Miss Congo lies on her back dressed in a washed, paint print denim suit, with a salmon-coloured bandana on her head as she sews, intermittently screaming out in agony as her needle pricks through the fabric.
This is a scene from artist Athi-Patra Ruga’s 2007 body of work Miss Congo. Last week, at the opening of the artist’s latest exhibition, Queens in Exile, guests were treated to a dinner with a menu that reads like a retrospective culinary take on the artist’s work.
The cook, Zolitha Magengelele, named her dishes Miss Congo, Injibhabha, Beiruth, Illulwane and Miss Azania – all characters from Ruga’s work, spanning a decade.
“It was a celebration of the tenth year since Athi embarked on his art career, so this was a celebration of that, drawing inspiration from his Xhosa roots, and him being a modern man,” Magengelele explains. “The dishes all take elements of Xhosa traditional cuisine, and are inspired by the colours and textures from the relevant works.”
The Miss Congo dish, for instance, comprised beetroot and ginger-cured salmon ribbons, mascarpone crème, ginger-beet chutney and umphokoqo – a crumbly mealie meal starch.

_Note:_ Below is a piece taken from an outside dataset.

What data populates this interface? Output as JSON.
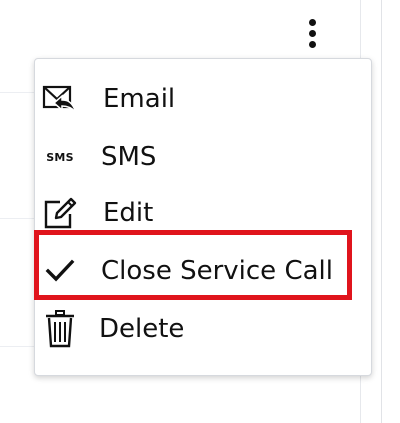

“Although the costume had been created before his residency in Switzerland, while there he realised its similarity to a racist political poster produced by the rightwing Swiss People’s Party (SVP), in which three snow-white sheep are seen kicking a black sheep off the Swiss flag.”
In interpreting Injabhabha as a dish, Magengelele served sheep’s cheeks terrine, split pea and mealie rice risotto, with caramelised butter, sweet potato and beetroot crumble.
Charred marrow bone, with deep-fried lamb’s tongue, turmeric cabbage consomme and Parmesan and sweet potato dumplings were served under the name Beiruth, another of Ruga’s photographic artworks, while the Miss Azania dish was a serving of umleqwa we piri piri (peri-peri free-range, homegrown chicken) and an apple and fennel slaw.
• Magengelele is behind The Cook’s Table, an experimental series of pop-up dinners hosted at a variety of venues, and often at artists’ studios.
• This article was originally published in The Times.